Once you get to your fishing spot, the next thing you need to do is find where the fish are at.
Take a second to look at the water and search the area for:
- Drop-offs – areas that have shallow water with quick access to deeper water are good spots for bluegills. They like to feed in the shallows but swim off into deeper waters to escape predators.
- Aquatic Vegetation – Weed lines are a good spot because of the aquatic insects drawn to these places. Any kind of aquatic vegetation from weeds to lilies will bring insects which in turn attract hungry fish
- Structure – Any kind of structure such as trees or logs is another good spot to look for bluegills. They will often come to these locations to feed and escape predators.
Fly Fishing Techniques for Catching Bluegills
The most difficult part of fly fishing bluegill is usually just locating them. After you find them, then all you need to do is cast and get your fly in front of them.
Here are a few tips:
Present your fly patterns naturally
Making your fly appear natural is one of the most important tips for fly fishing panfish. Often these means using a slow and steady twitch so your fly is never sitting still for too long.
Bluegills like to go after things that move, but don’t move your fly too fast either. Slow and steady is usually the best way to get these fish to bite.
Using Dry Flies
If the bluegills are feeding near the surface, you want to use a dry fly like a popper or caddis fly so that your fly is presented exactly where they are feeding.
You should be able to hear the small splashes the bluegill are making as they come to feed on the surface.
Tie on your fly and cast it trying to place your fly near where the bluegills are making noise. Slowly twitch and pause your lure so it skips across the area and you should get some actions
If the bluegills are a little deeper and aren’t actively feeding on the surface, this is a good opportunity to fish with a nymph.
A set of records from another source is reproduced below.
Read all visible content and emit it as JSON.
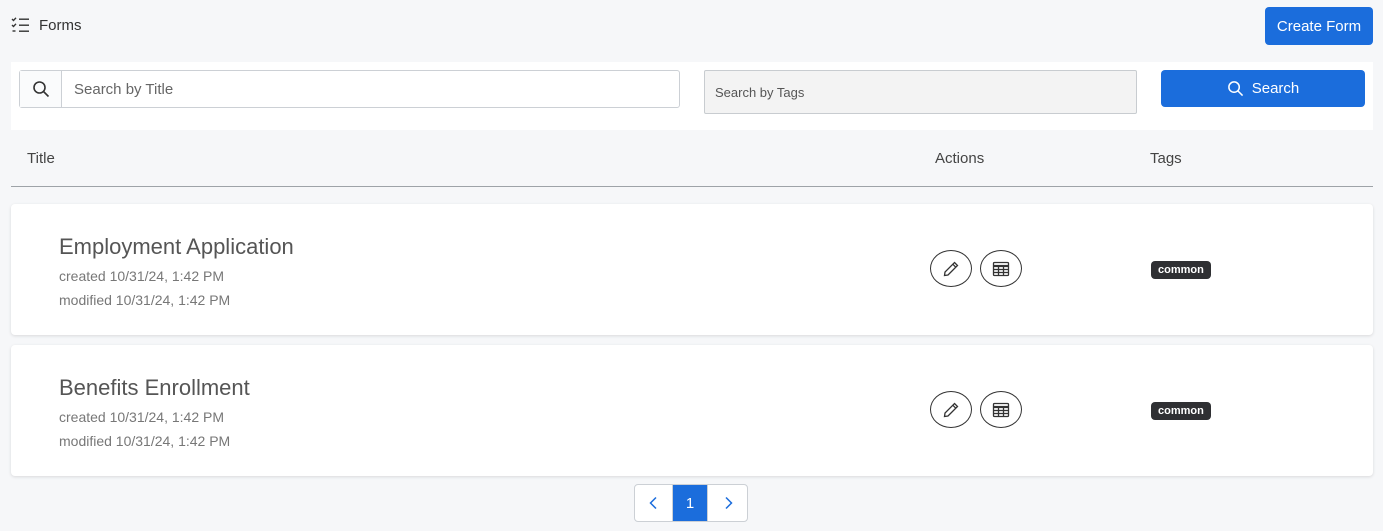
{
  "header": {
    "title": "Forms",
    "create_label": "Create Form"
  },
  "search": {
    "title_placeholder": "Search by Title",
    "tags_placeholder": "Search by Tags",
    "button_label": "Search"
  },
  "table": {
    "columns": [
      "Title",
      "Actions",
      "Tags"
    ],
    "rows": [
      {
        "title": "Employment Application",
        "created": "created 10/31/24, 1:42 PM",
        "modified": "modified 10/31/24, 1:42 PM",
        "tags": [
          "common"
        ]
      },
      {
        "title": "Benefits Enrollment",
        "created": "created 10/31/24, 1:42 PM",
        "modified": "modified 10/31/24, 1:42 PM",
        "tags": [
          "common"
        ]
      }
    ]
  },
  "pagination": {
    "current_page": "1"
  },
  "icons": {
    "header": "checklist-icon",
    "search": "search-icon",
    "edit": "pencil-icon",
    "submissions": "table-grid-icon",
    "prev": "chevron-left-icon",
    "next": "chevron-right-icon"
  },
  "colors": {
    "primary": "#1b6ddc",
    "tag_bg": "#2f3033",
    "page_bg": "#f6f7f9"
  }
}
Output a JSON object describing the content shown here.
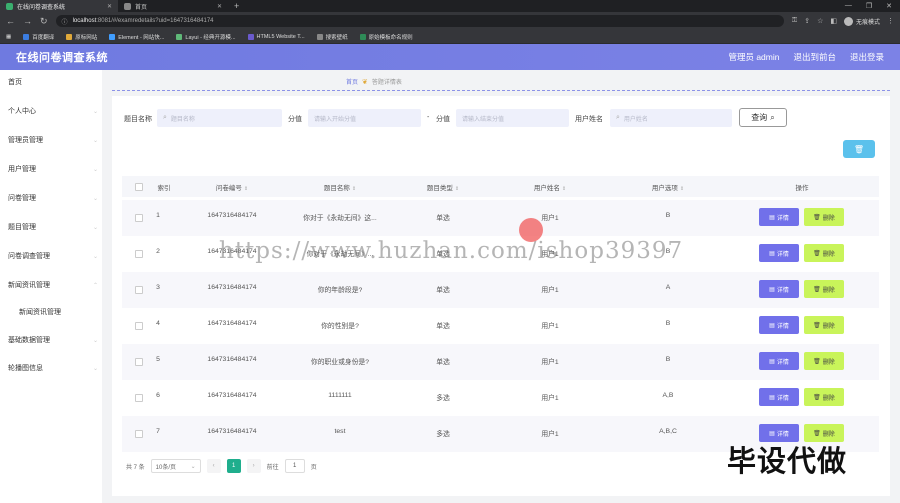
{
  "browser": {
    "tabs": [
      {
        "label": "在线问卷调查系统",
        "active": true,
        "favicon_color": "#3aaf6e"
      },
      {
        "label": "首页",
        "active": false,
        "favicon_color": "#888888"
      }
    ],
    "url_host": "localhost",
    "url_rest": ":8081/#/examredetails?uid=1647316484174",
    "profile_label": "无痕模式",
    "bookmarks": [
      {
        "label": "百度翻译",
        "color": "#3b7de0"
      },
      {
        "label": "原标网站",
        "color": "#e0a93a"
      },
      {
        "label": "Element - 网站快...",
        "color": "#409eff"
      },
      {
        "label": "Layui - 经典开源模...",
        "color": "#5fb878"
      },
      {
        "label": "HTML5 Website T...",
        "color": "#6a5acd"
      },
      {
        "label": "搜索壁纸",
        "color": "#888888"
      },
      {
        "label": "原始模板命名规则",
        "color": "#2e8b57"
      }
    ]
  },
  "app": {
    "title": "在线问卷调查系统",
    "header_links": [
      "管理员 admin",
      "退出到前台",
      "退出登录"
    ]
  },
  "sidebar": {
    "items": [
      {
        "label": "首页",
        "has_arrow": false
      },
      {
        "label": "个人中心",
        "has_arrow": true
      },
      {
        "label": "管理员管理",
        "has_arrow": true
      },
      {
        "label": "用户管理",
        "has_arrow": true
      },
      {
        "label": "问卷管理",
        "has_arrow": true
      },
      {
        "label": "题目管理",
        "has_arrow": true
      },
      {
        "label": "问卷调查管理",
        "has_arrow": true
      },
      {
        "label": "新闻资讯管理",
        "has_arrow": true
      },
      {
        "label": "新闻资讯管理",
        "has_arrow": false,
        "sub": true
      },
      {
        "label": "基础数据管理",
        "has_arrow": true
      },
      {
        "label": "轮播图信息",
        "has_arrow": true
      }
    ]
  },
  "breadcrumb": {
    "home": "首页",
    "current": "答题详情表"
  },
  "filters": {
    "title_label": "题目名称",
    "title_placeholder": "题目名称",
    "score_label": "分值",
    "score_start_placeholder": "请输入开始分值",
    "dash": "-",
    "score_label2": "分值",
    "score_end_placeholder": "请输入结束分值",
    "user_label": "用户姓名",
    "user_placeholder": "用户姓名",
    "query_button": "查询"
  },
  "table": {
    "headers": [
      "索引",
      "问卷编号",
      "题目名称",
      "题目类型",
      "用户姓名",
      "用户选项",
      "操作"
    ],
    "detail_label": "详情",
    "delete_label": "删除",
    "rows": [
      {
        "idx": "1",
        "code": "1647316484174",
        "title": "你对于《永劫无间》这...",
        "type": "单选",
        "user": "用户1",
        "option": "B"
      },
      {
        "idx": "2",
        "code": "1647316484174",
        "title": "你对于《永劫无间》...",
        "type": "单选",
        "user": "用户1",
        "option": "B"
      },
      {
        "idx": "3",
        "code": "1647316484174",
        "title": "你的年龄段是?",
        "type": "单选",
        "user": "用户1",
        "option": "A"
      },
      {
        "idx": "4",
        "code": "1647316484174",
        "title": "你的性别是?",
        "type": "单选",
        "user": "用户1",
        "option": "B"
      },
      {
        "idx": "5",
        "code": "1647316484174",
        "title": "你的职业或身份是?",
        "type": "单选",
        "user": "用户1",
        "option": "B"
      },
      {
        "idx": "6",
        "code": "1647316484174",
        "title": "1111111",
        "type": "多选",
        "user": "用户1",
        "option": "A,B"
      },
      {
        "idx": "7",
        "code": "1647316484174",
        "title": "test",
        "type": "多选",
        "user": "用户1",
        "option": "A,B,C"
      }
    ]
  },
  "pager": {
    "total": "共 7 条",
    "page_size": "10条/页",
    "current_page": "1",
    "goto_label": "前往",
    "goto_value": "1",
    "page_suffix": "页"
  },
  "overlay": {
    "watermark": "https://www.huzhan.com/ishop39397",
    "stamp": "毕设代做"
  }
}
The strategy for fishing nymphs will be pretty similar to using dry flies. Cast it into the area the bluegill are at, but this time let it sink.
If you don’t get a strike right away start playing with twitches and pauses until you find the right rhythm that works.
You can use a strike indicator if needed to help you see when the panfish are biting
If the bluegills are near structure, aquatic vegetation, or in their spawning beds, streamers can be a good option. Woolly buggers and minnow imitation flies are good options.
To fish a streamer you want to cast your fly so it lands past where the bluegill are. Then strip your streamer through the area they are in. If they aren’t biting, let it sink. This will often get them to bite.
Catching bream and other panfish on fly gear can make for a fun break from your usual bass fishing. Make sure you are using lighter gear with the appropriate fly sizes so the bluegill will still bite it.
After you’ve been out a few times you’ll start to understand the best spots for catching these panfish and how to work your flies for maximum success. Just remember to experiment with different tactics until you figure out what works best.
For more information on the basics of fly fishing for panfish be sure to watch this video:
To learn more about bluegill fishing read our ultimate guide on how to catch bluegill.